Task to carry out. Please filter the data down to the lines that include the word "this" and copy them.

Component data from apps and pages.
_____

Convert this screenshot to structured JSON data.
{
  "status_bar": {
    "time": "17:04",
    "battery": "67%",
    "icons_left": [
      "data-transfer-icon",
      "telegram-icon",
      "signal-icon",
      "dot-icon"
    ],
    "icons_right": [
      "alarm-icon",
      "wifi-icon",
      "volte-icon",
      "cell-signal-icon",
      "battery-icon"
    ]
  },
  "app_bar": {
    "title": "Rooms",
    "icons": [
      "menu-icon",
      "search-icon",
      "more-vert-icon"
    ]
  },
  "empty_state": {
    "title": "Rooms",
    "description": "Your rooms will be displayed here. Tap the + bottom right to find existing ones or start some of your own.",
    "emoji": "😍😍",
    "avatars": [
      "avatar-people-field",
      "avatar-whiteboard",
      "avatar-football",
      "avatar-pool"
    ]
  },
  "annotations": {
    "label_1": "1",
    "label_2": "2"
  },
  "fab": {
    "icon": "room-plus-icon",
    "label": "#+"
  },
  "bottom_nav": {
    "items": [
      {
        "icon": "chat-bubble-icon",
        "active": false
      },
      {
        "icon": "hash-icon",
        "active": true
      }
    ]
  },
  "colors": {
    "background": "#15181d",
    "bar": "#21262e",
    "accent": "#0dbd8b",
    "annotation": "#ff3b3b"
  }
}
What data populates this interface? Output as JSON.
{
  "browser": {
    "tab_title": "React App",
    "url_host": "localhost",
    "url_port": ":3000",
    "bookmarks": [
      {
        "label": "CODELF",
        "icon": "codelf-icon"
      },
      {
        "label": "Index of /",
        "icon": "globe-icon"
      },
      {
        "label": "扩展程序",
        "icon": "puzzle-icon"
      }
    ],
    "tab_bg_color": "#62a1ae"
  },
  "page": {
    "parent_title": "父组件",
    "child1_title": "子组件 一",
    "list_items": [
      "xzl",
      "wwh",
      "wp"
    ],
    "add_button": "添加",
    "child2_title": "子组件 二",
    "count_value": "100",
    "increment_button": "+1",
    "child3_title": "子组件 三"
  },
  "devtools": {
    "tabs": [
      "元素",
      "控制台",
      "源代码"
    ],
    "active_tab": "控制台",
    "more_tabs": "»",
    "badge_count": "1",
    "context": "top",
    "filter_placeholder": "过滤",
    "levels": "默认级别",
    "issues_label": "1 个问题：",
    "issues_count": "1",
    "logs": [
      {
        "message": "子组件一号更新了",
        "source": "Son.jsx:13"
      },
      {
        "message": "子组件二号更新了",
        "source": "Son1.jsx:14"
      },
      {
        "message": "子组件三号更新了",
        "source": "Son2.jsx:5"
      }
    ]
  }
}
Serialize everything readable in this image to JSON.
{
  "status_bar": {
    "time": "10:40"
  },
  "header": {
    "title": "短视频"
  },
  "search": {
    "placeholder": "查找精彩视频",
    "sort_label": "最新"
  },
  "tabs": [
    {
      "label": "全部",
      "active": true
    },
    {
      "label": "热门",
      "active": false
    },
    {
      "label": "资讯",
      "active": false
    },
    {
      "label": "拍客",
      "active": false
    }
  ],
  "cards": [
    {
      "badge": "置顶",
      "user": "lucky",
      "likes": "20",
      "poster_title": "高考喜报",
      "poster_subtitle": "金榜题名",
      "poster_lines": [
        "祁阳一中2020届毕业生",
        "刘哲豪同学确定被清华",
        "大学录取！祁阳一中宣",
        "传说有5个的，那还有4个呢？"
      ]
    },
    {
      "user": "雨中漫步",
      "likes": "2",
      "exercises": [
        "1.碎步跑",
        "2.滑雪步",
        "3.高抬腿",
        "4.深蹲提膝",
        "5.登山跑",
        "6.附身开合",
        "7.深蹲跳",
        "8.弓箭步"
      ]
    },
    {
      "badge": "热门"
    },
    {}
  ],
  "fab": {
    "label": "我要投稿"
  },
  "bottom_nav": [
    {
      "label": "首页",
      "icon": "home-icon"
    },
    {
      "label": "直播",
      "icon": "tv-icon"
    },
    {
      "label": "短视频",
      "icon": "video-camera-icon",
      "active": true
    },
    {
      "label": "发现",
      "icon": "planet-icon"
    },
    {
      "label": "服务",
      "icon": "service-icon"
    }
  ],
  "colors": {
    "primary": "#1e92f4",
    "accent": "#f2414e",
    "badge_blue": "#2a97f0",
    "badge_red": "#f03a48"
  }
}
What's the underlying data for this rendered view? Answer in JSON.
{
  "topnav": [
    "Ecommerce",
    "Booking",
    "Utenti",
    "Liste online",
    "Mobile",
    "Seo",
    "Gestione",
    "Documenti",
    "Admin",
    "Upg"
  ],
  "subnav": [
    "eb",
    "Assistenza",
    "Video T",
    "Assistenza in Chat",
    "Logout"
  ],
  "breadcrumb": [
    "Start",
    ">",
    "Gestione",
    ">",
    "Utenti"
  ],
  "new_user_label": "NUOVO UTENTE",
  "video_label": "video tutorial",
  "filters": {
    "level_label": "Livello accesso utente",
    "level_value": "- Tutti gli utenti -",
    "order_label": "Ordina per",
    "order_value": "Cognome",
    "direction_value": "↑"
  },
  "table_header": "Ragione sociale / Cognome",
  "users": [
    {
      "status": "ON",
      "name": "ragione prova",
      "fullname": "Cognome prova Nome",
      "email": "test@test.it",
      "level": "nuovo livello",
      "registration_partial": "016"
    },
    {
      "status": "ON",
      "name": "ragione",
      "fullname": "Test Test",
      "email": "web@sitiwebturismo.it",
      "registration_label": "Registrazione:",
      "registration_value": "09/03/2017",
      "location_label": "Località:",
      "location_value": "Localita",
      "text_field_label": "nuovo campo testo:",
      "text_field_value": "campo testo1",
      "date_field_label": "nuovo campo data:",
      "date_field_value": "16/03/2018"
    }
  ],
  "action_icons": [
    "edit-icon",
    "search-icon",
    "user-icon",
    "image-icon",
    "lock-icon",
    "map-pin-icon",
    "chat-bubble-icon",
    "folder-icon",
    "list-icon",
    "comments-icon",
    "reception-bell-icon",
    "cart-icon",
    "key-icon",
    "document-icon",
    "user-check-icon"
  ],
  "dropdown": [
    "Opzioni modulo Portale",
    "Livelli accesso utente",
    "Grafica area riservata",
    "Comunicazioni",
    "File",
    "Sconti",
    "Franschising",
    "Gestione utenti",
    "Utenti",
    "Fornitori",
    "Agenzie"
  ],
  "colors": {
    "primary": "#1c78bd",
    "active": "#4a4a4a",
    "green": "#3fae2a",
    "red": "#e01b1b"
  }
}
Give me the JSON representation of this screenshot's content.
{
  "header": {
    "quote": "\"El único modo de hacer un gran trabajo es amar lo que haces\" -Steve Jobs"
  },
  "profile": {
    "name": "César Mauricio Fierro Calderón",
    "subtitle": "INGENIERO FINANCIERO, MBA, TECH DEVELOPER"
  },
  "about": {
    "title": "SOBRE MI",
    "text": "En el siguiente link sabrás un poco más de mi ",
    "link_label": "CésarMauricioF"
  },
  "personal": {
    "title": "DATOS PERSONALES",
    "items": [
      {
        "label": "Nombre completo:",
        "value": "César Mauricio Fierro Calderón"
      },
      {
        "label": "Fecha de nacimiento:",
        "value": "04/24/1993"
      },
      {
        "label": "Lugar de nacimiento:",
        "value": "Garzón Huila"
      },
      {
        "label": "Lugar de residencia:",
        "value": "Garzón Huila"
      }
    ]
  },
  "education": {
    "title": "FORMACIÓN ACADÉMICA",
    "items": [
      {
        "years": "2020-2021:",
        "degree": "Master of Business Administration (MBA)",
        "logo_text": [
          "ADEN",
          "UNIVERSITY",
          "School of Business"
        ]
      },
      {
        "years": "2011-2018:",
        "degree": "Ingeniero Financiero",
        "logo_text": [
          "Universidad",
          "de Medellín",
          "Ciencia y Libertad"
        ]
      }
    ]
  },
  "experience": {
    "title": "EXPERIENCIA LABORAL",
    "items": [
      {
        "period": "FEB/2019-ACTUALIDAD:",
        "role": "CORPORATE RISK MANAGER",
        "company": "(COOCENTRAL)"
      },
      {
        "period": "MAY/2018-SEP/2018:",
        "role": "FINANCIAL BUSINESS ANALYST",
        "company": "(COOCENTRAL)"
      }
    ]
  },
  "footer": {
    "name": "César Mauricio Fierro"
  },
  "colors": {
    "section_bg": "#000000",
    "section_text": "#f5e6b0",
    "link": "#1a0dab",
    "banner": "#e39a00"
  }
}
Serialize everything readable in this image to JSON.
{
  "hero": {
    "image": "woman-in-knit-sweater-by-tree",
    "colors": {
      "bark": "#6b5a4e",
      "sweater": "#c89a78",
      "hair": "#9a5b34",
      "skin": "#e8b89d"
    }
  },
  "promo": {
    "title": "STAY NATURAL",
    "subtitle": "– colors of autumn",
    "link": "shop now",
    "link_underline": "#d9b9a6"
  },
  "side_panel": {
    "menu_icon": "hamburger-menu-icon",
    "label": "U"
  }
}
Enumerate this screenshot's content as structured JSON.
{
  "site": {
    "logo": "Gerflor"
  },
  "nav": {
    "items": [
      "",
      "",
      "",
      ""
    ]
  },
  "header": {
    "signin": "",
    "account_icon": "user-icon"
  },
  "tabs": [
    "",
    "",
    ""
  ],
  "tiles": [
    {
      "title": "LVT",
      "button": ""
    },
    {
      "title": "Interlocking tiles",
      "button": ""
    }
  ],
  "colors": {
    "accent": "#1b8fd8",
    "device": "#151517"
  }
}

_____

Output of the task.
Convert this screenshot to structured JSON data.
What data populates this interface? Output as JSON.
Serialize everything readable in this image to JSON.
What's the underlying data for this rendered view? Answer in JSON.
Give me the JSON representation of this screenshot's content.
Serialize everything readable in this image to JSON.
Enumerate this screenshot's content as structured JSON.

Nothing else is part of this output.